Global economy is seeing a multispeed recovery, led by the developed nations and China.

Headwinds to growth remain elevated.

These include the emergence of new Covid variants, delays in vaccine deployments, rebalancing of China’s economy and normalisation of interest rates. Nonetheless, recovery would be supported by the release of pent-up demand and a new capex cycle.

A shorter and more volatile cycle.

The swift rebound was observed across markets, including equity and property. Concerns on asset bubbles persist driven by low yields and strong earnings.

Domestically in Malaysia, growth trajectory is conditional on the framing of the new narrative.

Relative to the Global Financial Crisis (10% of GDP), less stimulus is deployed in the current crisis (6% of GDP), amid a narrow fiscal pace. Restructuring of fiscal expenditure and revenue (e.g., broaden tax base) is vital.

Tactical asset allocation from the perspective of different horizons.

Barbell investment strategy implemented in the medium-term. Value stocks benefit from positive vaccine developments and physical proximity, while growth stocks benefit from concerns on Delta variant, social distancing measures and the rise of virtual world. This strategy works well as the path to reopening is not straight.

Remain vigilant by focusing on quality stocks.

These include firms with solid underlying fundamentals, high profitability, manageable debt and consistent earnings. Quality stocks are trading at the cheapest level in two decades, registering as amongst the best performing factors this year.

Shift towards a hybrid asset allocation model.

60/40 asset allocation formula is forecasted to generate 3.5% return, lower than the 10% return in the past four decades. Given the prolonged low yield environment, a hybrid asset allocation model is recommended, encompassing of fixed income with equity-like returns.

Investors need to be opportunistic and diversify risk against policy headwinds in China.

Chinese government’s fixed income offers good risk-adjusted returns.

Given the yield differential with developed markets, stable currency and low allocations by global investors, Chinese government bond is an attractive asset class for diversification. Bullish on China in the long term, as the nation continues to develop its capital market and as its economy expands further.

Investing in China is not optional, need to diversify and manage regulatory risks as the economy still provides big potential.

Common prosperity is a long-term development goal, that focuses on the new economy. More regulations are expected in the areas of housing, transportation and education that impact middle-income class. There is still opportunity in a disciplined allocation to China and we need to identify factors that drive alpha.

Alternative data is an integral input for investment decisions in China.

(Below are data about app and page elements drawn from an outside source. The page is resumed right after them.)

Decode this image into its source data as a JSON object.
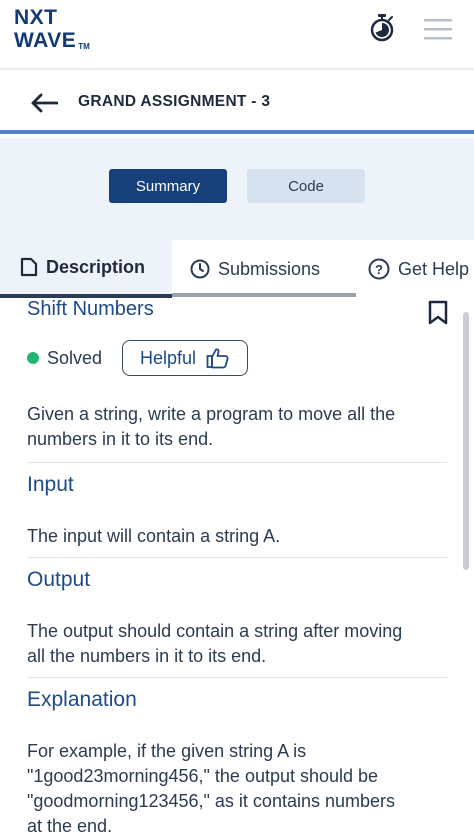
{
  "header": {
    "logo_line1": "NXT",
    "logo_line2": "WAVE",
    "logo_tm": "TM",
    "timer_icon": "stopwatch-icon",
    "menu_icon": "hamburger-menu-icon"
  },
  "assignment": {
    "title": "GRAND ASSIGNMENT - 3"
  },
  "toggle": {
    "summary_label": "Summary",
    "code_label": "Code",
    "active": "Summary"
  },
  "tabs": [
    {
      "label": "Description",
      "icon": "document-icon",
      "active": true
    },
    {
      "label": "Submissions",
      "icon": "clock-icon",
      "active": false
    },
    {
      "label": "Get Help",
      "icon": "question-circle-icon",
      "active": false
    }
  ],
  "problem": {
    "title": "Shift Numbers",
    "status": "Solved",
    "status_color": "#22b573",
    "helpful_label": "Helpful",
    "description": [
      "Given a string, write a program to move all the",
      "numbers in it to its end."
    ],
    "sections": {
      "input_heading": "Input",
      "input_text": "The input will contain a string A.",
      "output_heading": "Output",
      "output_text": [
        "The output should contain a string after moving",
        "all the numbers in it to its end."
      ],
      "explanation_heading": "Explanation",
      "explanation_text": [
        "For example, if the given string A is",
        "\"1good23morning456,\" the output should be",
        "\"goodmorning123456,\" as it contains numbers",
        "at the end."
      ]
    }
  },
  "colors": {
    "brand": "#123a78",
    "accent": "#173f7a",
    "heading": "#1e4a86"
  }
}
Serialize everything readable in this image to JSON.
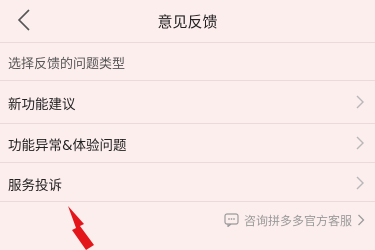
{
  "header": {
    "title": "意见反馈",
    "back_icon": "chevron-left-icon"
  },
  "section": {
    "label": "选择反馈的问题类型"
  },
  "options": [
    {
      "label": "新功能建议"
    },
    {
      "label": "功能异常&体验问题"
    },
    {
      "label": "服务投诉"
    }
  ],
  "footer": {
    "label": "咨询拼多多官方客服",
    "icon": "chat-icon"
  },
  "colors": {
    "background": "#fdeeee",
    "divider": "#ecd9d9",
    "annotation_arrow": "#e3161c"
  }
}
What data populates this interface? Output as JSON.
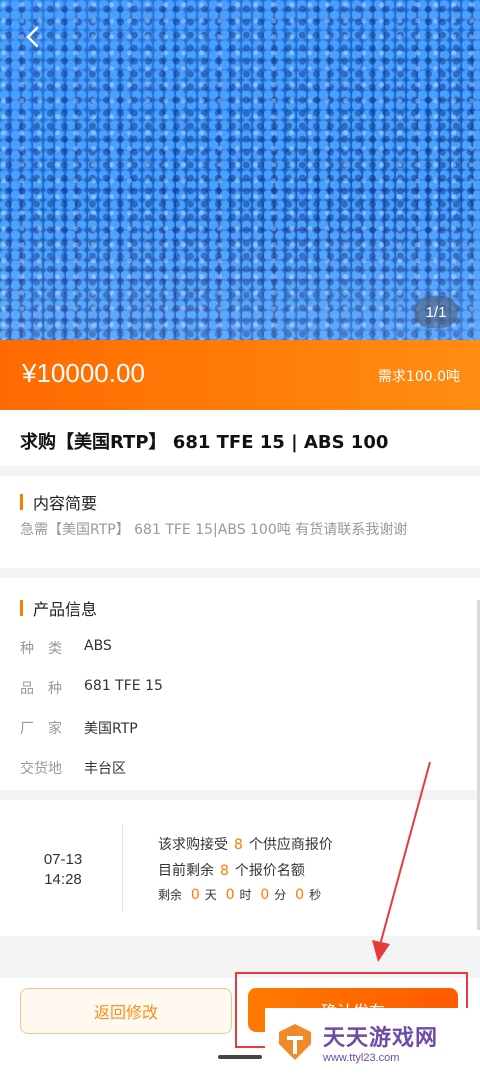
{
  "header": {
    "back_icon": "chevron-left-icon",
    "image_index": "1/1"
  },
  "price": {
    "amount": "¥10000.00",
    "demand": "需求100.0吨"
  },
  "product": {
    "title": "求购【美国RTP】 681 TFE 15 | ABS 100"
  },
  "summary": {
    "heading": "内容简要",
    "text": "急需【美国RTP】 681 TFE 15|ABS  100吨   有货请联系我谢谢"
  },
  "info": {
    "heading": "产品信息",
    "rows": [
      {
        "label": "种　类",
        "value": "ABS"
      },
      {
        "label": "品　种",
        "value": "681 TFE 15"
      },
      {
        "label": "厂　家",
        "value": "美国RTP"
      },
      {
        "label": "交货地",
        "value": "丰台区"
      }
    ]
  },
  "quota": {
    "date": "07-13",
    "time": "14:28",
    "line1_pre": "该求购接受",
    "line1_num": "8",
    "line1_post": "个供应商报价",
    "line2_pre": "目前剩余",
    "line2_num": "8",
    "line2_post": "个报价名额",
    "countdown": {
      "prefix": "剩余",
      "days": "0",
      "days_unit": "天",
      "hours": "0",
      "hours_unit": "时",
      "minutes": "0",
      "minutes_unit": "分",
      "seconds": "0",
      "seconds_unit": "秒"
    }
  },
  "actions": {
    "back_modify": "返回修改",
    "confirm": "确认发布"
  },
  "watermark": {
    "name": "天天游戏网",
    "url": "www.ttyl23.com"
  },
  "colors": {
    "accent": "#ff7a00",
    "annotation_red": "#e53b3b"
  }
}
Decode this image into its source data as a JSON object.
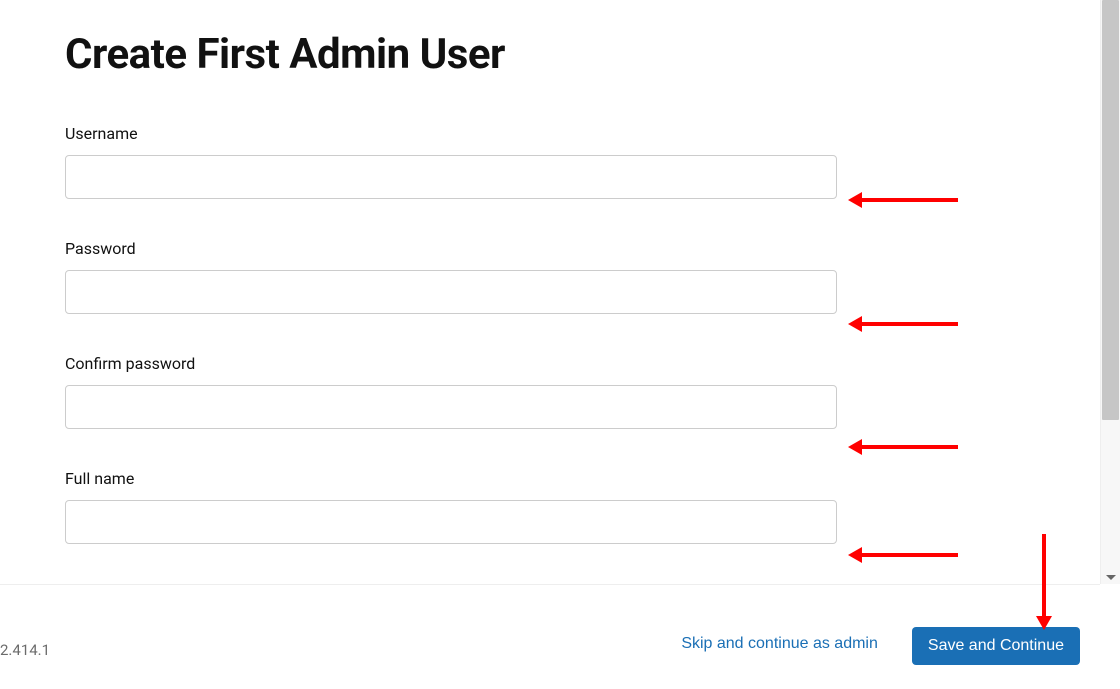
{
  "page": {
    "title": "Create First Admin User"
  },
  "form": {
    "username": {
      "label": "Username",
      "value": ""
    },
    "password": {
      "label": "Password",
      "value": ""
    },
    "confirm_password": {
      "label": "Confirm password",
      "value": ""
    },
    "full_name": {
      "label": "Full name",
      "value": ""
    }
  },
  "footer": {
    "version": "2.414.1",
    "skip_label": "Skip and continue as admin",
    "save_label": "Save and Continue"
  }
}
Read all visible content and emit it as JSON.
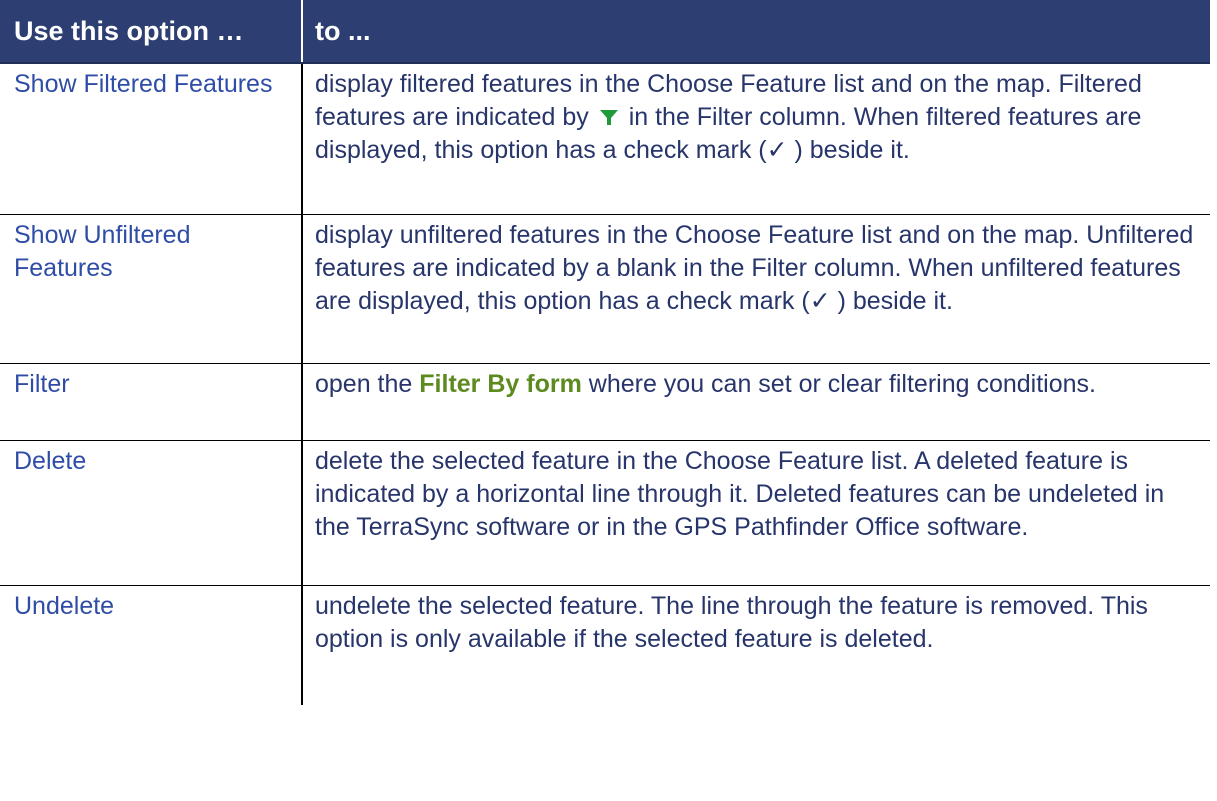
{
  "table": {
    "headers": [
      "Use this option …",
      "to ..."
    ],
    "rows": [
      {
        "option": "Show Filtered Features",
        "desc": {
          "p1": "display filtered features in the Choose Feature list and on the map. Filtered features are indicated by",
          "icon": "green-filter-funnel-icon",
          "p2": "in the Filter column. When filtered features are displayed, this option has a check mark (✓ ) beside it."
        }
      },
      {
        "option": "Show Unfiltered Features",
        "desc": "display unfiltered features in the Choose Feature list and on the map. Unfiltered features are indicated by a blank in the Filter column. When unfiltered features are displayed, this option has a check mark (✓ ) beside it."
      },
      {
        "option": "Filter",
        "desc": {
          "p1": "open the",
          "link": "Filter By form",
          "p2": "where you can set or clear filtering conditions."
        }
      },
      {
        "option": "Delete",
        "desc": "delete the selected feature in the Choose Feature list. A deleted feature is indicated by a horizontal line through it. Deleted features can be undeleted in the TerraSync software or in the GPS Pathfinder Office software."
      },
      {
        "option": "Undelete",
        "desc": "undelete the selected feature. The line through the feature is removed. This option is only available if the selected feature is deleted."
      }
    ]
  },
  "colors": {
    "header_bg": "#2c3e72",
    "header_text": "#ffffff",
    "body_text": "#27356b",
    "link": "#5d8a1f",
    "filter_icon": "#1f9a3a"
  }
}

China has an abundance of high-conviction and valuable alternative data (e.g., credit cards, job posting, social networks), with strong predictive power and granularity, as opposed to what is available in the US.